Task →
Apart from the pictures, output all of the records exactly.

Task material →
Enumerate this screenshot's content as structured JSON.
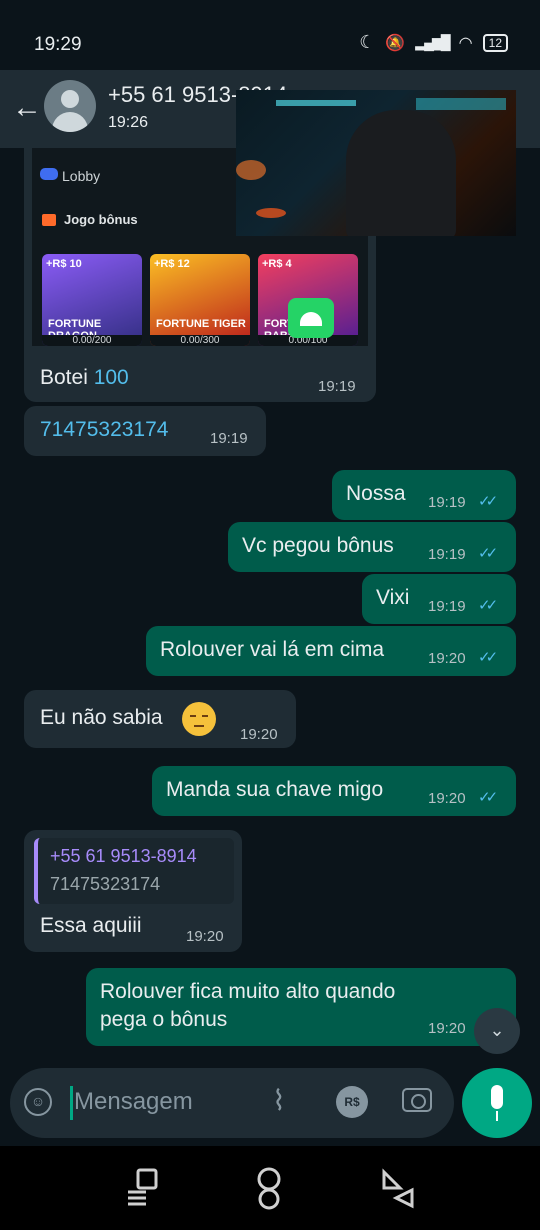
{
  "status_bar": {
    "time": "19:29",
    "battery": "12"
  },
  "header": {
    "contact": "+55 61 9513-8914",
    "status": "19:26"
  },
  "embedded_card": {
    "lobby_label": "Lobby",
    "bonus_title": "Jogo bônus",
    "games": [
      {
        "tag": "+R$ 10",
        "name": "FORTUNE DRAGON",
        "score": "0.00/200",
        "color": "#7c3aed"
      },
      {
        "tag": "+R$ 12",
        "name": "FORTUNE TIGER",
        "score": "0.00/300",
        "color": "#f59e0b"
      },
      {
        "tag": "+R$ 4",
        "name": "FORTUNE RABBIT",
        "score": "0.00/100",
        "color": "#e11d48"
      }
    ],
    "caption_text": "Botei ",
    "caption_number": "100",
    "time": "19:19"
  },
  "messages": [
    {
      "text": "71475323174",
      "time": "19:19"
    },
    {
      "text": "Nossa",
      "time": "19:19"
    },
    {
      "text": "Vc pegou bônus",
      "time": "19:19"
    },
    {
      "text": "Vixi",
      "time": "19:19"
    },
    {
      "text": "Rolouver vai lá em cima",
      "time": "19:20"
    },
    {
      "text": "Eu não sabia",
      "time": "19:20"
    },
    {
      "text": "Manda sua chave migo",
      "time": "19:20"
    },
    {
      "text": "Essa aquiii",
      "time": "19:20"
    },
    {
      "text_line1": "Rolouver fica muito alto quando",
      "text_line2": "pega o bônus",
      "time": "19:20"
    }
  ],
  "quoted": {
    "name": "+55 61 9513-8914",
    "text": "71475323174"
  },
  "composer": {
    "placeholder": "Mensagem",
    "pay_label": "R$"
  },
  "colors": {
    "incoming": "#1f2c34",
    "outgoing": "#005c4b",
    "accent": "#00a884",
    "read_ticks": "#53bdeb"
  }
}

Completed task →
Enumerate this screenshot's content as structured JSON.
{
  "status_bar": {
    "time": "19:29",
    "battery": "12"
  },
  "header": {
    "contact": "+55 61 9513-8914",
    "status": "19:26"
  },
  "embedded_card": {
    "lobby_label": "Lobby",
    "bonus_title": "Jogo bônus",
    "games": [
      {
        "tag": "+R$ 10",
        "name": "FORTUNE DRAGON",
        "score": "0.00/200",
        "color": "#7c3aed"
      },
      {
        "tag": "+R$ 12",
        "name": "FORTUNE TIGER",
        "score": "0.00/300",
        "color": "#f59e0b"
      },
      {
        "tag": "+R$ 4",
        "name": "FORTUNE RABBIT",
        "score": "0.00/100",
        "color": "#e11d48"
      }
    ],
    "caption_text": "Botei ",
    "caption_number": "100",
    "time": "19:19"
  },
  "messages": [
    {
      "text": "71475323174",
      "time": "19:19"
    },
    {
      "text": "Nossa",
      "time": "19:19"
    },
    {
      "text": "Vc pegou bônus",
      "time": "19:19"
    },
    {
      "text": "Vixi",
      "time": "19:19"
    },
    {
      "text": "Rolouver vai lá em cima",
      "time": "19:20"
    },
    {
      "text": "Eu não sabia",
      "time": "19:20"
    },
    {
      "text": "Manda sua chave migo",
      "time": "19:20"
    },
    {
      "text": "Essa aquiii",
      "time": "19:20"
    },
    {
      "text_line1": "Rolouver fica muito alto quando",
      "text_line2": "pega o bônus",
      "time": "19:20"
    }
  ],
  "quoted": {
    "name": "+55 61 9513-8914",
    "text": "71475323174"
  },
  "composer": {
    "placeholder": "Mensagem",
    "pay_label": "R$"
  },
  "colors": {
    "incoming": "#1f2c34",
    "outgoing": "#005c4b",
    "accent": "#00a884",
    "read_ticks": "#53bdeb"
  }
}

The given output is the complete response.